• [TASK ITEM]: Reading the records beneath this task, work out how many lines contain the word "below" and reply with only that number.

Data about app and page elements
——————

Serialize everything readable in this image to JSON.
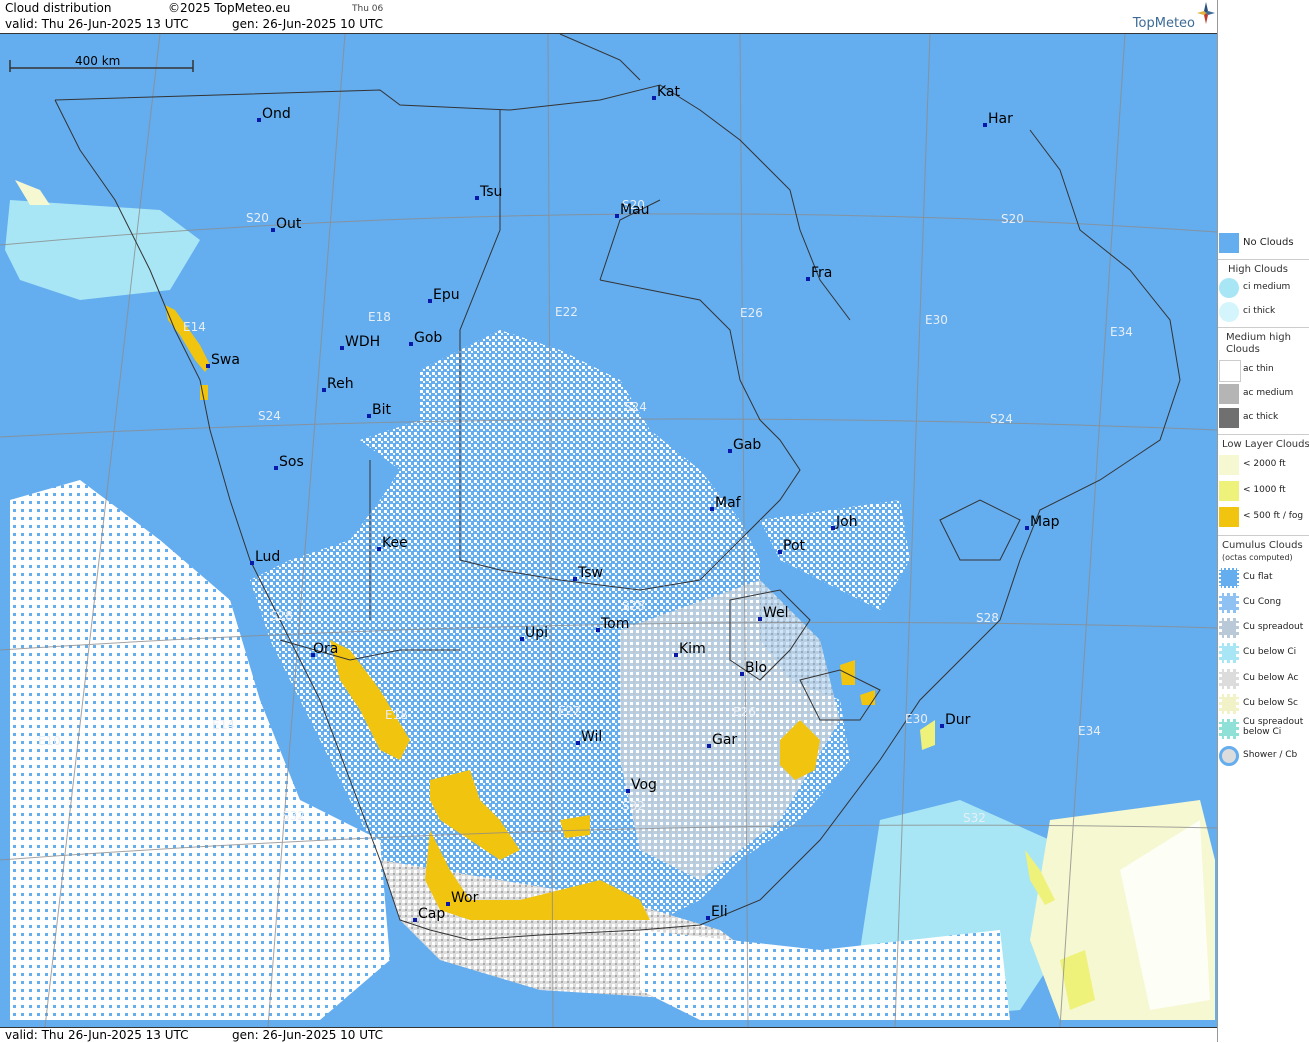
{
  "header": {
    "title": "Cloud distribution",
    "copyright": "©2025 TopMeteo.eu",
    "small_day": "Thu 06",
    "valid": "valid:  Thu  26-Jun-2025  13 UTC",
    "gen": "gen: 26-Jun-2025 10 UTC",
    "brand": "TopMeteo"
  },
  "footer": {
    "valid": "valid:  Thu  26-Jun-2025  13 UTC",
    "gen": "gen: 26-Jun-2025 10 UTC"
  },
  "scale_label": "400 km",
  "colors": {
    "no_clouds": "#64adef",
    "ci_medium": "#a8e6f5",
    "ci_thick": "#d4f5fb",
    "low_2000": "#f5f8d0",
    "low_1000": "#eef27a",
    "low_500": "#f1c40f",
    "cumulus": "#ffffff"
  },
  "cities": [
    {
      "name": "Ond"
    },
    {
      "name": "Kat"
    },
    {
      "name": "Har"
    },
    {
      "name": "Tsu"
    },
    {
      "name": "Out"
    },
    {
      "name": "Mau"
    },
    {
      "name": "Fra"
    },
    {
      "name": "Epu"
    },
    {
      "name": "Gob"
    },
    {
      "name": "WDH"
    },
    {
      "name": "Swa"
    },
    {
      "name": "Reh"
    },
    {
      "name": "Bit"
    },
    {
      "name": "Gab"
    },
    {
      "name": "Sos"
    },
    {
      "name": "Maf"
    },
    {
      "name": "Joh"
    },
    {
      "name": "Map"
    },
    {
      "name": "Kee"
    },
    {
      "name": "Lud"
    },
    {
      "name": "Pot"
    },
    {
      "name": "Tsw"
    },
    {
      "name": "Wel"
    },
    {
      "name": "Tom"
    },
    {
      "name": "Upi"
    },
    {
      "name": "Ora"
    },
    {
      "name": "Kim"
    },
    {
      "name": "Blo"
    },
    {
      "name": "Dur"
    },
    {
      "name": "Wil"
    },
    {
      "name": "Gar"
    },
    {
      "name": "Vog"
    },
    {
      "name": "Wor"
    },
    {
      "name": "Cap"
    },
    {
      "name": "Eli"
    }
  ],
  "grid_labels": [
    "S20",
    "S20",
    "S20",
    "E14",
    "E18",
    "E22",
    "E26",
    "E30",
    "E34",
    "S24",
    "S24",
    "S24",
    "S28",
    "S28",
    "S28",
    "E10",
    "E14",
    "E18",
    "E22",
    "E26",
    "E30",
    "E34",
    "S32",
    "S32",
    "S32"
  ],
  "legend": {
    "no_clouds": "No Clouds",
    "high": {
      "title": "High Clouds",
      "items": [
        "ci medium",
        "ci thick"
      ]
    },
    "medium": {
      "title": "Medium high Clouds",
      "items": [
        "ac thin",
        "ac medium",
        "ac thick"
      ]
    },
    "low": {
      "title": "Low Layer Clouds",
      "items": [
        "< 2000 ft",
        "< 1000 ft",
        "< 500 ft / fog"
      ]
    },
    "cumulus": {
      "title": "Cumulus Clouds",
      "subtitle": "(octas computed)",
      "items": [
        "Cu flat",
        "Cu Cong",
        "Cu spreadout",
        "Cu below Ci",
        "Cu below Ac",
        "Cu below Sc",
        "Cu spreadout below Ci",
        "Shower / Cb"
      ]
    }
  }
}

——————

• [WRITTEN SOLUTION]: 4